Patience is also key when you need information from someone for a project or approval to move on to the next step. Chasing people up when they haven’t followed through becomes more difficult when working remotely. You can’t simply knock on the door to your boss’ office door and ask if they can quickly glance at a document so you may have to be patient and wait a bit longer for a response.
Many volunteers also have full-time jobs and other commitments that make it impossible for them to be available all the time and able to respond quickly. Volunteering as part of a remote team will help you become more conscious of other people’s schedules and you will develop skills that can help you anticipate possible snags in your project timeline.
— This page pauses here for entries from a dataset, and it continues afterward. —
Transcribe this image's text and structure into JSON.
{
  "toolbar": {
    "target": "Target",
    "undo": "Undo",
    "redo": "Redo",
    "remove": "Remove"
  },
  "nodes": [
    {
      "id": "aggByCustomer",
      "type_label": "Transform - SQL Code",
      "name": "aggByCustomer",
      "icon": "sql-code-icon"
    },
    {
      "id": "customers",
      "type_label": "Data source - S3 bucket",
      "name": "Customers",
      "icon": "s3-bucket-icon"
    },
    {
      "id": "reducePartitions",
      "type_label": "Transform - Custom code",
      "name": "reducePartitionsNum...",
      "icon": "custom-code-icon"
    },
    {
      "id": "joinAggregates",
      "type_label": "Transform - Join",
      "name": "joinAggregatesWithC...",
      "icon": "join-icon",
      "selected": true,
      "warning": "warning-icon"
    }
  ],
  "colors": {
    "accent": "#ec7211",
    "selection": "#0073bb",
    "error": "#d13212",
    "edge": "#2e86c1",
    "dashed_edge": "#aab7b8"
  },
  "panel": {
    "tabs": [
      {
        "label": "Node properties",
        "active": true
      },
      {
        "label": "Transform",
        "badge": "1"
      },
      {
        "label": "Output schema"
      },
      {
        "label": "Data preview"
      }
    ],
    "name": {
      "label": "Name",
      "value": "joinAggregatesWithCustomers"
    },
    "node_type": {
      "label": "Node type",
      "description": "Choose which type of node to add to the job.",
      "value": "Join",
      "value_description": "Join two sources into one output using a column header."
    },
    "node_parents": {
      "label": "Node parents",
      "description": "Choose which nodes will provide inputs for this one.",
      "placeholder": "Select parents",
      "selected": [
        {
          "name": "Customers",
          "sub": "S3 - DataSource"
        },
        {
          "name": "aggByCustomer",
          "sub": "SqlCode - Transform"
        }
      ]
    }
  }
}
To be successful at working remotely, you will have to be able to see the bigger picture and plan for what is to come next. This includes planning to be flexible. This may seem like an oxymoron, but if you plan ahead knowing that you need to be flexible, it will be less of a shock when things are completely flipped on their head.
Especially when working with refugees and displaced populations, the situation can change very quickly and volunteering remotely will help you learn how to adjust swiftly to any situation that may arise. This skill will be vital if you make the transition from remote volunteer to field volunteer. Flexibility is not only important in the professional sphere, but also in life in general.
We rise together and we fall together. In most professional situations, employees and teams are in some form interwoven and must work together to succeed. This is even more pronounced in a remote working environment and takes a slightly different form. Teams must bond in unconventional ways and develop a strong sense of respect for people they’ve never met in person before. Sharing a mutual goal and vision for the organization may bring remote volunteers together, but truly learning how to work together as a team will take practice.
Through working remotely, you will learn how to communicate effectively with your colleagues to get things done, how to manage your time and be respectful of your teammates’ time, understand patience and understanding why your co-workers aren’t meeting your expectations, and learn how to adapt to unforeseen situations efficiently as a team. All the other factors and challenges of working remotely come to a head here and it’s how you work together as a single entity that will determine whether deadlines are met and goals are achieved.
Are you interested in becoming a remote volunteer for The Unmentionables? Check out the opportunities that are currently available.